WHAT YOU NEED TO DO -> Below are records with pictures in them; print them exactly, omitting the pictures.

RECORDS PROVIDED ->
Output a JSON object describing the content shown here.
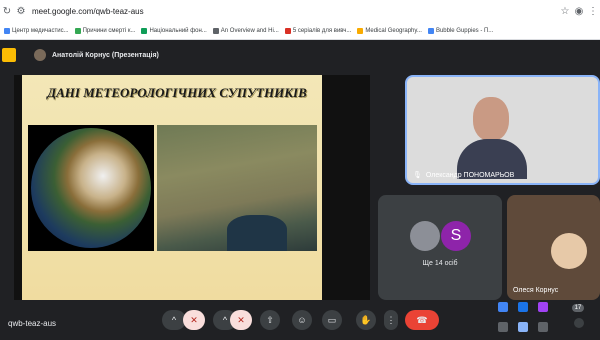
{
  "browser": {
    "url": "meet.google.com/qwb-teaz-aus",
    "bookmarks": [
      "Центр медичастис...",
      "Причини смерті к...",
      "Національний фон...",
      "An Overview and Hi...",
      "5 серіалів для вивч...",
      "Medical Geography...",
      "Bubble Guppies - П..."
    ]
  },
  "meeting": {
    "presenter_label": "Анатолій Корнус (Презентація)",
    "slide_title": "ДАНІ МЕТЕОРОЛОГІЧНИХ СУПУТНИКІВ",
    "tile1_name": "Олександр ПОНОМАРЬОВ",
    "more_label": "Ще 14 осіб",
    "avatar_letter": "S",
    "tile3_name": "Олеся Корнус",
    "meet_code": "qwb-teaz-aus",
    "participants_count": "17"
  },
  "colors": {
    "accent": "#8ab4f8",
    "end_call": "#ea4335",
    "slide_bg": "#f0dca0"
  }
}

SOLVED EXERCISE ->
Output a JSON object describing the content shown here.
{
  "browser": {
    "url": "meet.google.com/qwb-teaz-aus",
    "bookmarks": [
      "Центр медичастис...",
      "Причини смерті к...",
      "Національний фон...",
      "An Overview and Hi...",
      "5 серіалів для вивч...",
      "Medical Geography...",
      "Bubble Guppies - П..."
    ]
  },
  "meeting": {
    "presenter_label": "Анатолій Корнус (Презентація)",
    "slide_title": "ДАНІ МЕТЕОРОЛОГІЧНИХ СУПУТНИКІВ",
    "tile1_name": "Олександр ПОНОМАРЬОВ",
    "more_label": "Ще 14 осіб",
    "avatar_letter": "S",
    "tile3_name": "Олеся Корнус",
    "meet_code": "qwb-teaz-aus",
    "participants_count": "17"
  },
  "colors": {
    "accent": "#8ab4f8",
    "end_call": "#ea4335",
    "slide_bg": "#f0dca0"
  }
}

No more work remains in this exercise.